Paper tax discs to be cut in 2014

Paper tax discs are to be scrapped and replaced by a modern electronic system, Chancellor George Osborne has announced.

The Chancellor revealed he is bringing an end to the affixable circular discs that have served the UK for 90 years in order to save motorists time and businesses £7 million a year on administrative costs.

The new system will for the first time give drivers the option of paying for their road tax by monthly direct debit, although this will cost an extra 5%.

Drivers who opt to pay for six months instead of a year will see a reduction in their road tax bill, with the added surcharge dipping from 10% to 5%.

The plans are expected to save British motorists around £20 million in total over the course of a year.

Road users who do not have access to the internet will still be able to pay over the phone or at a Post Office.

"This is a visual symbol of how we are moving government into the modern age and making dealing with government more hassle free," a treasury spokesman said.

The proposals were announced during Mr Osborne's winter statement and will come into effect in October 2014.

Treasury officials said that electronic systems have rendered paper tax disc unnesseasary for enforcement purposes as the information is already stored on police and DVLA computer systems.

The road tax disc first appeared in 1921 after an excise duty applying specifically to motor vehicles was introduced in 1920.

RAC head of external affairs Pete Williams said: "This really does mark the end of an era and many motorists may even feel cheated from not receiving an official 'public' certification that shows their car is legal to use the nation's roads. However, in reality this should make little material difference as long as it doesn't hinder enforcement.

"It is right that we move with the times and with high proportions of our daily transactions happening online, including millions of people already using the government's web-based system to register, pay and order their tax disc, this should not be too much of a shock.

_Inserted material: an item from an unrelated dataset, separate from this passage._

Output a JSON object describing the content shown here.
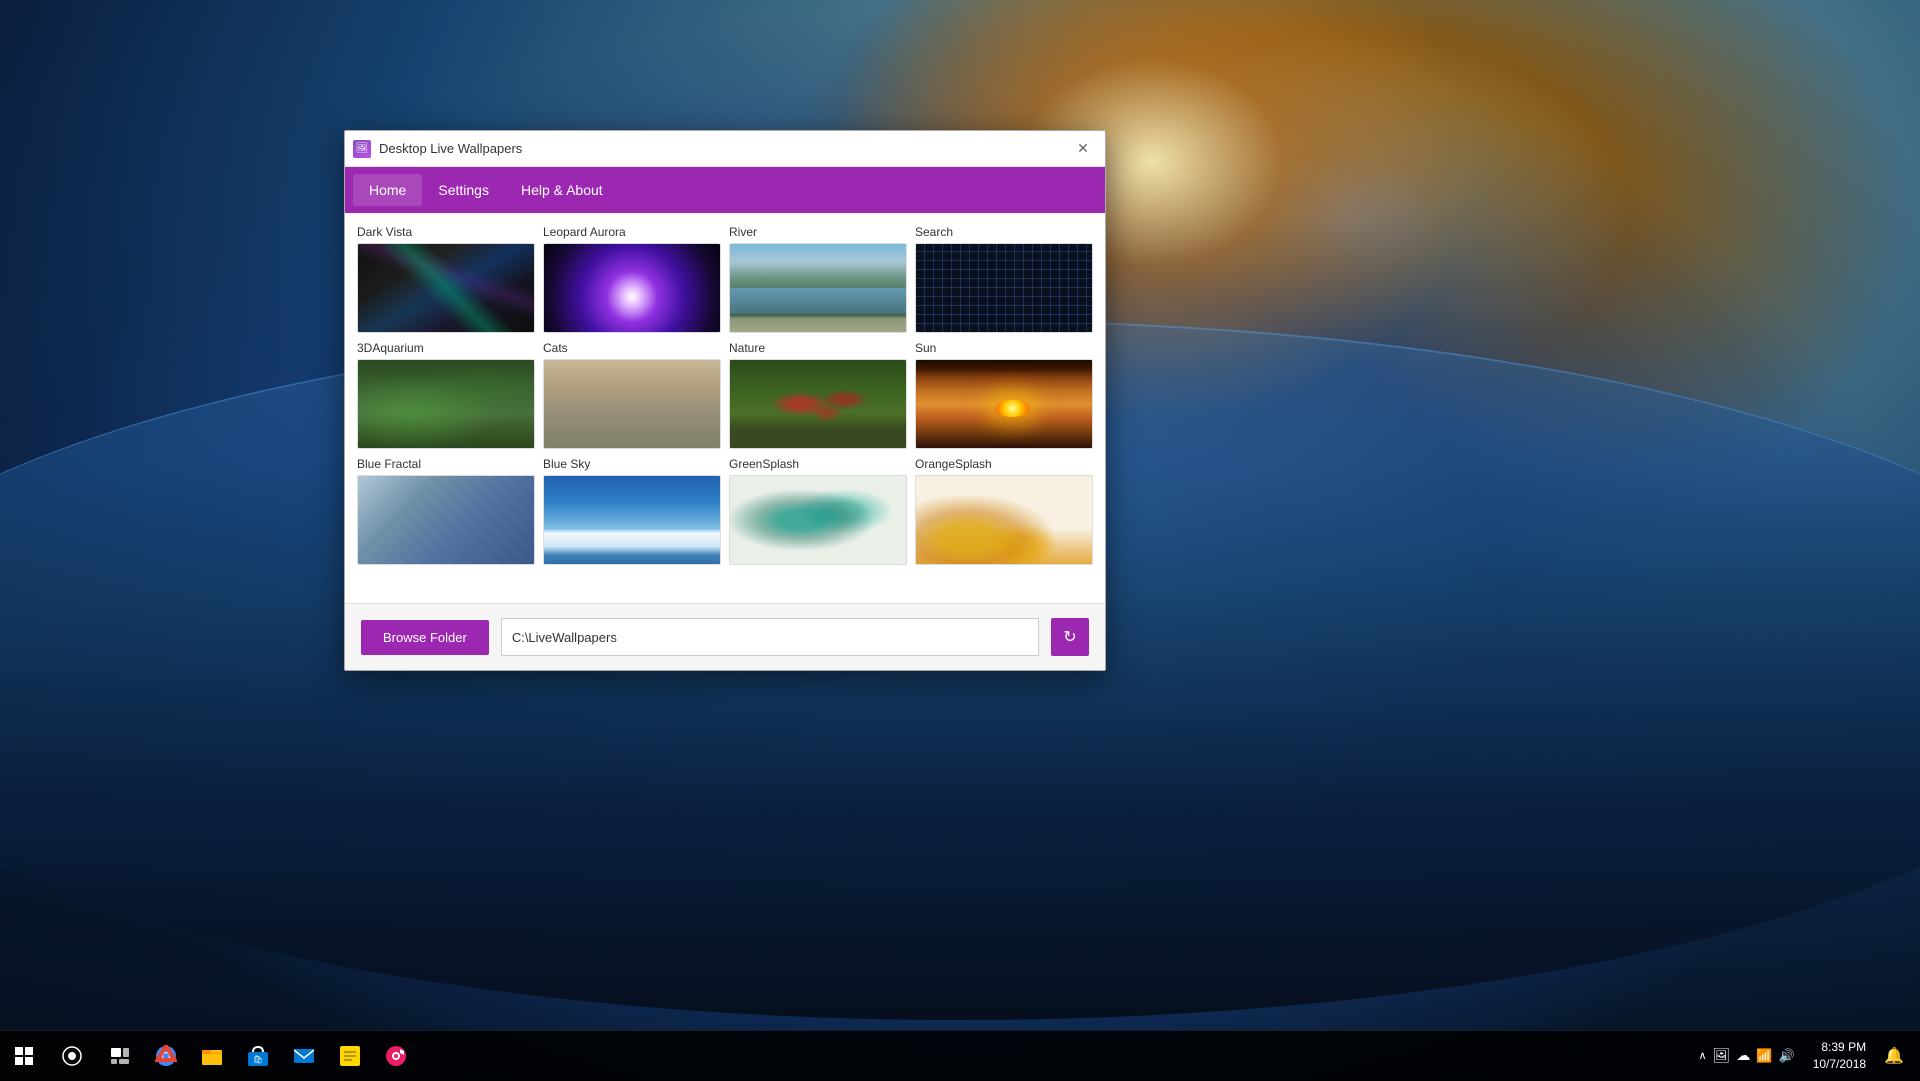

"There will no doubt be a great deal of nostalgia in the years to come looking back on the role the tax disc played in our annual motoring lives. In fact this can already be seen with the thousands of classic car owners who have pre-1966 vehicles but still display a tax disc despite being exempted from the annual road tax."